Two years ago, as I mentioned, this program was in the trial stage. I am happy tonight to say that it has moved beyond that, and we are now implementing the program on a global scale. We expect by 2007 that 60 percent of the coffee we purchase worldwide will be bought under these standards, which is an amount of coffee equivalent to what we buy today in total. (Applause)

As I became more involved over the years with what we were doing with Conservation International, I and many of my partners within Starbucks began to recognize the problem was much more than a coffee issue. We were dealing with one of the biggest challenges that the world has ever faced. I think we all know that the way we live today is not sustainable. I think that we all understand that as the billions of people who live in poverty today try to live the way we do (here in the developed world) that the problem is going to worsen at a geometric pace. Any of us who have read Ed Wilson’s books knows already that we risk 50 percent of the biodiversity in the world. Already, much of the Earth’s biodiversity is gone. But I fear something even more that linearity, which I mentioned earlier. Life is a “fabric” and as we begin to pull out and destroy the threads, we may destroy our own (life). I don’t worry that eventually life on this planet will return. It has great resilience, but it may return without us! In the end, it has to do with not only quality of life, but whether we exist at all, and this is what conservation is all about, it gives us hope and the opportunity that we can turn that tide.

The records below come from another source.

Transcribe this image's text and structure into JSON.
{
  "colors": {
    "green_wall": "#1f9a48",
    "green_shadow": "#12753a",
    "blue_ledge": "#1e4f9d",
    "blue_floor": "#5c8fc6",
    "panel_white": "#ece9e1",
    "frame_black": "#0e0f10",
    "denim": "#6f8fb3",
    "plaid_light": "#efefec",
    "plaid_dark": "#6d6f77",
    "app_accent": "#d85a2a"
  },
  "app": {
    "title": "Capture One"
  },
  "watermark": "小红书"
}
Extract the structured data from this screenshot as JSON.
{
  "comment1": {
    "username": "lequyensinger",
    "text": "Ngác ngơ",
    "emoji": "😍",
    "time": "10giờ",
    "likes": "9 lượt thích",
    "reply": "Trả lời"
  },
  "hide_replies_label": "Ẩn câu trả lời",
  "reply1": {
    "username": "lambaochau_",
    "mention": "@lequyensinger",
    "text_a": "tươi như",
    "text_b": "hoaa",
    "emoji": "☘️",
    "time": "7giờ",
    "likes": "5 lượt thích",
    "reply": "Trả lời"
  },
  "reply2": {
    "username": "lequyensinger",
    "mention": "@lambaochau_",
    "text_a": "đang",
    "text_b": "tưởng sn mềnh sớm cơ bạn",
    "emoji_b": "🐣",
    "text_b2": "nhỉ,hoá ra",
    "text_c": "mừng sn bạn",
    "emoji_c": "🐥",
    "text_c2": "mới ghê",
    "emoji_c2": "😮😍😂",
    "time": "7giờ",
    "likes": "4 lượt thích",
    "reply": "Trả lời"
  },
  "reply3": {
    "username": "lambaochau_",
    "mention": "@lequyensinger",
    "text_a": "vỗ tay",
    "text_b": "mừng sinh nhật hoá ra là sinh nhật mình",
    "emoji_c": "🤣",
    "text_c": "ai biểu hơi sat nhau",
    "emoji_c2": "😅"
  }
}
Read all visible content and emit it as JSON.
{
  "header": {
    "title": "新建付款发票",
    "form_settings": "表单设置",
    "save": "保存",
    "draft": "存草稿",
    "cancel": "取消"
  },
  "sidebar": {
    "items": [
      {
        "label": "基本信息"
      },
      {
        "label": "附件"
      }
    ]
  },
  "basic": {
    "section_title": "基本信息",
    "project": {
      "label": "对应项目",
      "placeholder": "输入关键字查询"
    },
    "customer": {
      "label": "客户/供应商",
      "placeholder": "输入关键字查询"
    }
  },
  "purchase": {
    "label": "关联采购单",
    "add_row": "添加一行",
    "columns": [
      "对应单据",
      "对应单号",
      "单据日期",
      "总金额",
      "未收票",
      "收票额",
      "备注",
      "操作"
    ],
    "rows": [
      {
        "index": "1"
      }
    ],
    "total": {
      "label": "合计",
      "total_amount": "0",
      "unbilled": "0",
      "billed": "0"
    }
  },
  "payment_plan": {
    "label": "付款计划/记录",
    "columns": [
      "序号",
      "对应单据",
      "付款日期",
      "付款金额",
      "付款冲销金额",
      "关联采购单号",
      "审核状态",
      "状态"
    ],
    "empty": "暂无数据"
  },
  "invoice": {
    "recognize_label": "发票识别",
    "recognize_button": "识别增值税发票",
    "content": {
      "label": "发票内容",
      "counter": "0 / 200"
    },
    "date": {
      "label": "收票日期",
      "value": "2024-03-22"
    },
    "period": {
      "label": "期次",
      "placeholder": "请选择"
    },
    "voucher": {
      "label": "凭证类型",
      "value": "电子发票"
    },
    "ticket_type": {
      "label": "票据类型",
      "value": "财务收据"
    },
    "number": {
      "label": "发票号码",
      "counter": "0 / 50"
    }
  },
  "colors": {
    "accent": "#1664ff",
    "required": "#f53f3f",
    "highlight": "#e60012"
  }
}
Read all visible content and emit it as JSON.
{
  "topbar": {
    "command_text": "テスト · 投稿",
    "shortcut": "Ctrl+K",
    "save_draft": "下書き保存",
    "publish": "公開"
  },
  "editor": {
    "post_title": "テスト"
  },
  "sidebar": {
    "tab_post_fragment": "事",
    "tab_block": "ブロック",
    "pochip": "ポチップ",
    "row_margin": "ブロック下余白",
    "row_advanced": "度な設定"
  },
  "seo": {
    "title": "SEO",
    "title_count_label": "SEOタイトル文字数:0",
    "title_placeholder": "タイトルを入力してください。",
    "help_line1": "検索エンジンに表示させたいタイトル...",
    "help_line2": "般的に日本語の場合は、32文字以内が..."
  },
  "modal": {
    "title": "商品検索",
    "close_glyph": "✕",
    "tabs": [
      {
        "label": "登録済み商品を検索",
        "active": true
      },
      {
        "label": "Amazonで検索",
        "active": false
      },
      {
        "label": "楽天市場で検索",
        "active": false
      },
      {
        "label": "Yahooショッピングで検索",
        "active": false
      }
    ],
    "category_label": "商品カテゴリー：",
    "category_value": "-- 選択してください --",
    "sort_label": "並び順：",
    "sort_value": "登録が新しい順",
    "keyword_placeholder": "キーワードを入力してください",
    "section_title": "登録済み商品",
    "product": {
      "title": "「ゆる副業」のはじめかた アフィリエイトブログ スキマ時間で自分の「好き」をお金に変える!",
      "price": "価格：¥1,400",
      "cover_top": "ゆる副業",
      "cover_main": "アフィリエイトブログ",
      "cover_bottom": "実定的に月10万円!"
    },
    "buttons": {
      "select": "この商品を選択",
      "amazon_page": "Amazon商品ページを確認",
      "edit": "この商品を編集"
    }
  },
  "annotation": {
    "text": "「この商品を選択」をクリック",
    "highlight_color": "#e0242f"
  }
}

So thank you for being here tonight. Peter is going to tell you more about Conservation International and then we have a great speaker, Jared Diamond, a brilliant scientist, maybe even a better writer. I first became acquainted with him several years ago when I read his book “The Third Chimpanzee.” It was disturbing in many ways because I think he too accurately described the third chimpanzee, which unfortunately is us. I think you are going to find him brilliant and insightful. This is going to be a great evening. Thank you very much for being here. (Applause)


Photo: Orin Smith, Peter Seligmann and Harrison Ford

 Photo credits for banner image: (Zebras in Botswana) © CI, Chris Brooks